Inspired by the lively and colorful night markets found in Taiwan, in 2012 Jonny Hwang and his friends started the 626 Night Market in the San Gabriel Valley, just east of Los Angeles. On weekend summer nights, 80 Asian street food vendors and 70 local merchandise vendors gather to sell spicy tofu, dumplings, oyster noodles, and other delights. The crowd of 40,000 to 50,000 attendees are entertained by live performers, DJs, games, and dancing. In summer 2013, the 626 Night Market featured a six-foot tall glass container filled with 320 gallons of boba, including 125 four-inch tapioca balls. Public Diplomacy Magazine editors Jocelyn Coffin, Caitlin Dobson, and Maria Portela interviewed founder Jonny Hwang to learn more.

Public Diplomacy Magazine: What kind of environment do you hope to create with the Night Market? In terms of creating an atmosphere, what is the advantage of hosting the market at night versus another time of day?

Jonny Hwang: We wanted to recreate the spirit and energy of the night markets in Taiwan with the 626 Night Market. Night markets are often found in Asian countries such as Taiwan, China, and Thailand. As many of these Asian societies have a vibrant night scene vastly different from America, it was important to have our events at night to emulate the feel of an Asian night market.

PDM: Do you have any criteria for selecting businesses to showcase? Does there have to be a direct connection to Asia or Asian culture?

JH: We prefer small, local businesses. We want to make sure we have enough Asian flavors and authenticity, but we do not limit businesses to only Asian-related. In 2014, we are expanding our events to Los Angeles and Orange County.
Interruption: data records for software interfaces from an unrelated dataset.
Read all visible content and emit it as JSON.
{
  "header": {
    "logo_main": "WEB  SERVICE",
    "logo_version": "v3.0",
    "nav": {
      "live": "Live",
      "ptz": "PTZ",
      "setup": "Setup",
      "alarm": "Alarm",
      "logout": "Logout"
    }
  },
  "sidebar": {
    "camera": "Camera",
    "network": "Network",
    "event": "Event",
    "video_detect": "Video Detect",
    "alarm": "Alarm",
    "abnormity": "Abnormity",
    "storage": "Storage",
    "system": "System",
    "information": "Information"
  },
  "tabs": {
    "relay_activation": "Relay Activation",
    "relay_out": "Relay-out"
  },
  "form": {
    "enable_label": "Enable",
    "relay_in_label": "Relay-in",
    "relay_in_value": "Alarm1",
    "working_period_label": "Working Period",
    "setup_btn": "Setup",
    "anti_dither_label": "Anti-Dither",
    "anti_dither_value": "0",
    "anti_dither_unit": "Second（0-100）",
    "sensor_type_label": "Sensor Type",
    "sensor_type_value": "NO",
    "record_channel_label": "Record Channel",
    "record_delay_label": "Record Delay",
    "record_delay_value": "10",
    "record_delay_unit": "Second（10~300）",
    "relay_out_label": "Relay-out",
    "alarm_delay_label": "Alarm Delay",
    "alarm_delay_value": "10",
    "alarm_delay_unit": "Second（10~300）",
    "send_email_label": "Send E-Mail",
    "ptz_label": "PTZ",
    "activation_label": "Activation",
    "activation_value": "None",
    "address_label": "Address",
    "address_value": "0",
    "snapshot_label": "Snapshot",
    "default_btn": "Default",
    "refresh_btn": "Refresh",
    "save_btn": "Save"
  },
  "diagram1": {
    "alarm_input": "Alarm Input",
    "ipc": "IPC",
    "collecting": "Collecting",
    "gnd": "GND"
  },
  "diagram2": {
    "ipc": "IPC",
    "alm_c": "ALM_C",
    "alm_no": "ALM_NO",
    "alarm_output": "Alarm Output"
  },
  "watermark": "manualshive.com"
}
We anticipate these events will be more diverse, but will still retain the Asian night market roots.

PDM: Why is food such an important focus of what the night market offers? What sort of impact do you think food has on the attendees’ experience overall? Why food and not something else?

JH: Food is a very important component of Asian culture. Oftentimes the first or second thing you ask a friend when meeting them is if they have eaten. People go to night markets in Asia primarily for the food. Food is a very social experience for Asian cultures, and also in America. With the advent of social media tools such as Instagram and Facebook, sharing the food experience has exploded in popularity and in turn, that helps promote all the great, small businesses that attend our events. Attendees can express themselves through their food choices almost like a fashion statement. Food, without a doubt, is the main attraction of our events.

PDM: What are the main challenges in successfully sustaining the 626 Night Market? What strategies do you have to deal with these challenges?

JH: In Los Angeles, trends and fads are extremely common. Night markets have survived in Asia for decades, if not centuries. Our strategy is to constantly evolve our events with new foods, entertainment, arts, technology, and experiences. We want our events to not only be a platform for food, but a platform for any category that our attendees are passionate about.

PDM: Is the market known outside of the Taiwanese/ Asian diaspora? Does 626 Night Market try to attract others outside of this diaspora?

JH: When we first started in 2012, probably 98% of our attendees were Asian. By our seventh event, it’s become about 80% Asian. We are definitely starting to get known outside of the Asian diaspora. We believe that expanding into Los Angeles and Orange County will further broaden our demographic reach.

PDM: What is the main goal you hope 626 Night Market will achieve for the diaspora in the San Gabriel Valley? What do you think the Night Market does in terms of cultural survival and maintaining a cultural identity?

JH: The main goal for the 626 Night Market is to provide an event that the Asian diaspora can identify with and rally for. Whether people participate as vendors, artists, or support their friends, or come as attendees, they are involved in the experience. Rarely do Asian communities have something to call their own that unites them and that many of them support. It’s definitely a way to tie them to their culture and maintain cultural identity, but also a way to tie their American experience with their ethnic origins, because our events infuse American/LA lifestyle elements with the concept of Asian night markets.

PDM: What does a market platform offer – that other platforms don’t offer – that encourages intercultural exchange through food?

JH: A market platform with the diversity of vendors that we have offers an insight into pan-Asian foods, businesses, and artists. Food is often the first or simplest way for intercultural exchanges to happen. It’s a common denominator that people from all cultures are interested in exploring.

PDM: How do you hope the expansion of the market to Los Angeles and Orange County will amplify the cultural exchange that currently takes place in San Gabriel Valley?

JH: We hope that our expanded locations will carry the energy and lifestyle culture of our market to LA and the O.C., but we also want to showcase the differences and talents of LA and the O.C. in the same way we did with the 626.

PDM: What role did/does the diaspora play in the conception and the implementation of the 626 Night Market?

JH: The diaspora plays a huge role. We draw from the entrepreneurs, artists, creators, and supporters of our communities, and provide them with a platform to showcase and chase their passions, ideas, and be innovative, which in turn helps our events.